List every line below containing "title".

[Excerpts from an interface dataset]
------

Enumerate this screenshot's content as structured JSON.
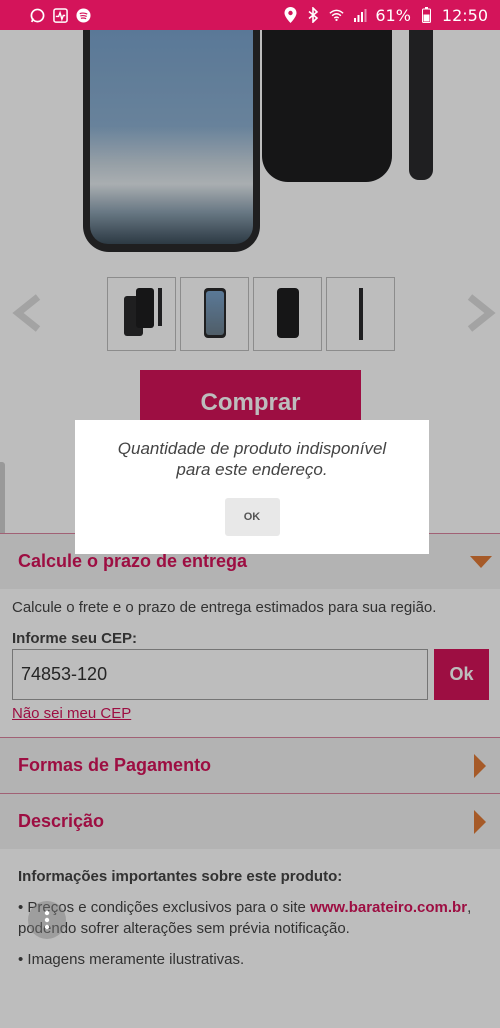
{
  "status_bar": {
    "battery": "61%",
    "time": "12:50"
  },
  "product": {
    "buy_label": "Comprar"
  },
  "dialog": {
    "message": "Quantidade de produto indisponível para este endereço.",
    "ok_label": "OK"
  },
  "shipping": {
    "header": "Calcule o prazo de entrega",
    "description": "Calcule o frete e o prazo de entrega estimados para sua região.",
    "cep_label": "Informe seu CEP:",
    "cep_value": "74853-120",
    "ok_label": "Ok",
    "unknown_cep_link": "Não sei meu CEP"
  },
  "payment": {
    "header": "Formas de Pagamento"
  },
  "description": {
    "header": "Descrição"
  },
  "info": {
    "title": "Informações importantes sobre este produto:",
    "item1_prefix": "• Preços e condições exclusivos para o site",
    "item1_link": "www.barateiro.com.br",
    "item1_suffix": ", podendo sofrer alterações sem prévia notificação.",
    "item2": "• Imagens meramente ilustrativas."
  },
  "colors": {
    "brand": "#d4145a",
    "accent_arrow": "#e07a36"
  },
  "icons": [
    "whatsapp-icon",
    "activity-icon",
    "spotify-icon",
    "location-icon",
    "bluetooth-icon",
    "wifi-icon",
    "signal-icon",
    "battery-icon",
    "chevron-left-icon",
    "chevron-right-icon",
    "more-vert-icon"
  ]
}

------

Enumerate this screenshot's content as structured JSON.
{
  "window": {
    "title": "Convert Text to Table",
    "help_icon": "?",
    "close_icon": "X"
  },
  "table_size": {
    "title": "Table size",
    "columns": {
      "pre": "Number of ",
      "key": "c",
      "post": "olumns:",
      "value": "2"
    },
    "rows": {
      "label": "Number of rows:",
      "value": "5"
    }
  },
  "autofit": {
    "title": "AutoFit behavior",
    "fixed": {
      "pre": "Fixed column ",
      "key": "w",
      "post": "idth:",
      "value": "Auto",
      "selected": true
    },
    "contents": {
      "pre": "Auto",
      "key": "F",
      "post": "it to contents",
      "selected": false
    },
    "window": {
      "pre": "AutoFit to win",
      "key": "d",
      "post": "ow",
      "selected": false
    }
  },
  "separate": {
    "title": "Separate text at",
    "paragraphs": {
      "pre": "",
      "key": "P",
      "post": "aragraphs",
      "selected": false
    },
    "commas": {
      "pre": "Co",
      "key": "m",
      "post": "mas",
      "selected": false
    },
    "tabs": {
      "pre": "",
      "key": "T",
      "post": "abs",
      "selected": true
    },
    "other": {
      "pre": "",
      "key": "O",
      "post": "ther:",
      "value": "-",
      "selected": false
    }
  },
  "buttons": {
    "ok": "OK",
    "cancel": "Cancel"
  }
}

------

# [SOLUTION TO THIS EXERCISE]
    "title": "Informações importantes sobre este produto:",
    "title": "Convert Text to Table",
    "title": "Table size",
    "title": "AutoFit behavior",
    "title": "Separate text at",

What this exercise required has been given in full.